> _PROBLEM TO WORK ON_
Return the entries in their entirety, precisely as given.

> _EXTRACTED MATERIAL_

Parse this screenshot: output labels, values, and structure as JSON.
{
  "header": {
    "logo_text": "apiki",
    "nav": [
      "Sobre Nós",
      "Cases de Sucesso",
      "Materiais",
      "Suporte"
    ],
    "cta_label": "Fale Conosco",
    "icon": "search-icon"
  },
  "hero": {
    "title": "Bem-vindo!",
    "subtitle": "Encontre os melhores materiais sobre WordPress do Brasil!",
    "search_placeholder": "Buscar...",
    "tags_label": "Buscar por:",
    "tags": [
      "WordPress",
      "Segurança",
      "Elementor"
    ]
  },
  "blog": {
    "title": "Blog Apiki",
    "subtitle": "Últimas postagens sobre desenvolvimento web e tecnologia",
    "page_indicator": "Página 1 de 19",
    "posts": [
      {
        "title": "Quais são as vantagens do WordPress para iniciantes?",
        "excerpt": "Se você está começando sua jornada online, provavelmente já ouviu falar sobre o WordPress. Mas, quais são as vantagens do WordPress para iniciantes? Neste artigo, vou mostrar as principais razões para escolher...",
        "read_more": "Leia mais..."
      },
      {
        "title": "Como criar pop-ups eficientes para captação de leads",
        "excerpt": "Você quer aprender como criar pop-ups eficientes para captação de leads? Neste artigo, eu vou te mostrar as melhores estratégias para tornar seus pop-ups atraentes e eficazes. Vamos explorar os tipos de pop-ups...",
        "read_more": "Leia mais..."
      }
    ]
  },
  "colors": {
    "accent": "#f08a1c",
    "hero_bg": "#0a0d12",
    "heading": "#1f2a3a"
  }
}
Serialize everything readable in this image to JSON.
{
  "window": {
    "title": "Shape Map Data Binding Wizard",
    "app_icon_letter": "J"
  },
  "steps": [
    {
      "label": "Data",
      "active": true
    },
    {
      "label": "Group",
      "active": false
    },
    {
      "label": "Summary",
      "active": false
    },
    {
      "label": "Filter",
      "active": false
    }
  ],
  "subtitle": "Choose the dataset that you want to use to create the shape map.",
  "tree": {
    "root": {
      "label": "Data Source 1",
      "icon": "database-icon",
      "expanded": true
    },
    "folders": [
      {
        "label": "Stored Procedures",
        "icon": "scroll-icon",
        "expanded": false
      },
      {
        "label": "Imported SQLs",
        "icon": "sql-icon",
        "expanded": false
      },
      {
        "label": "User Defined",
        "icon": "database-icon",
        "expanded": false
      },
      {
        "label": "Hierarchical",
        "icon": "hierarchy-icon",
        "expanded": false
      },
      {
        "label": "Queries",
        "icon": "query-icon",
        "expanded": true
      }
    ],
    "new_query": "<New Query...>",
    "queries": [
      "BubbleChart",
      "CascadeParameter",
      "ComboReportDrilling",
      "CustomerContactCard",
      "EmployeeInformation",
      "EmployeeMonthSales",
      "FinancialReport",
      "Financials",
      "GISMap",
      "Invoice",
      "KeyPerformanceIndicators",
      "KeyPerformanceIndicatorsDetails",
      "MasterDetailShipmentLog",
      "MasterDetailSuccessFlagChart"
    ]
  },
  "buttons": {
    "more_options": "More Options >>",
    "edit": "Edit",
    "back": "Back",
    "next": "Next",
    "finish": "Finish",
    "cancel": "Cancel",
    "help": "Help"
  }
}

> _ANSWER FOR THE TASK_
Parse this screenshot: output labels, values, and structure as JSON.
{
  "header": {
    "logo_text": "apiki",
    "nav": [
      "Sobre Nós",
      "Cases de Sucesso",
      "Materiais",
      "Suporte"
    ],
    "cta_label": "Fale Conosco",
    "icon": "search-icon"
  },
  "hero": {
    "title": "Bem-vindo!",
    "subtitle": "Encontre os melhores materiais sobre WordPress do Brasil!",
    "search_placeholder": "Buscar...",
    "tags_label": "Buscar por:",
    "tags": [
      "WordPress",
      "Segurança",
      "Elementor"
    ]
  },
  "blog": {
    "title": "Blog Apiki",
    "subtitle": "Últimas postagens sobre desenvolvimento web e tecnologia",
    "page_indicator": "Página 1 de 19",
    "posts": [
      {
        "title": "Quais são as vantagens do WordPress para iniciantes?",
        "excerpt": "Se você está começando sua jornada online, provavelmente já ouviu falar sobre o WordPress. Mas, quais são as vantagens do WordPress para iniciantes? Neste artigo, vou mostrar as principais razões para escolher...",
        "read_more": "Leia mais..."
      },
      {
        "title": "Como criar pop-ups eficientes para captação de leads",
        "excerpt": "Você quer aprender como criar pop-ups eficientes para captação de leads? Neste artigo, eu vou te mostrar as melhores estratégias para tornar seus pop-ups atraentes e eficazes. Vamos explorar os tipos de pop-ups...",
        "read_more": "Leia mais..."
      }
    ]
  },
  "colors": {
    "accent": "#f08a1c",
    "hero_bg": "#0a0d12",
    "heading": "#1f2a3a"
  }
}
Serialize everything readable in this image to JSON.
{
  "window": {
    "title": "Shape Map Data Binding Wizard",
    "app_icon_letter": "J"
  },
  "steps": [
    {
      "label": "Data",
      "active": true
    },
    {
      "label": "Group",
      "active": false
    },
    {
      "label": "Summary",
      "active": false
    },
    {
      "label": "Filter",
      "active": false
    }
  ],
  "subtitle": "Choose the dataset that you want to use to create the shape map.",
  "tree": {
    "root": {
      "label": "Data Source 1",
      "icon": "database-icon",
      "expanded": true
    },
    "folders": [
      {
        "label": "Stored Procedures",
        "icon": "scroll-icon",
        "expanded": false
      },
      {
        "label": "Imported SQLs",
        "icon": "sql-icon",
        "expanded": false
      },
      {
        "label": "User Defined",
        "icon": "database-icon",
        "expanded": false
      },
      {
        "label": "Hierarchical",
        "icon": "hierarchy-icon",
        "expanded": false
      },
      {
        "label": "Queries",
        "icon": "query-icon",
        "expanded": true
      }
    ],
    "new_query": "<New Query...>",
    "queries": [
      "BubbleChart",
      "CascadeParameter",
      "ComboReportDrilling",
      "CustomerContactCard",
      "EmployeeInformation",
      "EmployeeMonthSales",
      "FinancialReport",
      "Financials",
      "GISMap",
      "Invoice",
      "KeyPerformanceIndicators",
      "KeyPerformanceIndicatorsDetails",
      "MasterDetailShipmentLog",
      "MasterDetailSuccessFlagChart"
    ]
  },
  "buttons": {
    "more_options": "More Options >>",
    "edit": "Edit",
    "back": "Back",
    "next": "Next",
    "finish": "Finish",
    "cancel": "Cancel",
    "help": "Help"
  }
}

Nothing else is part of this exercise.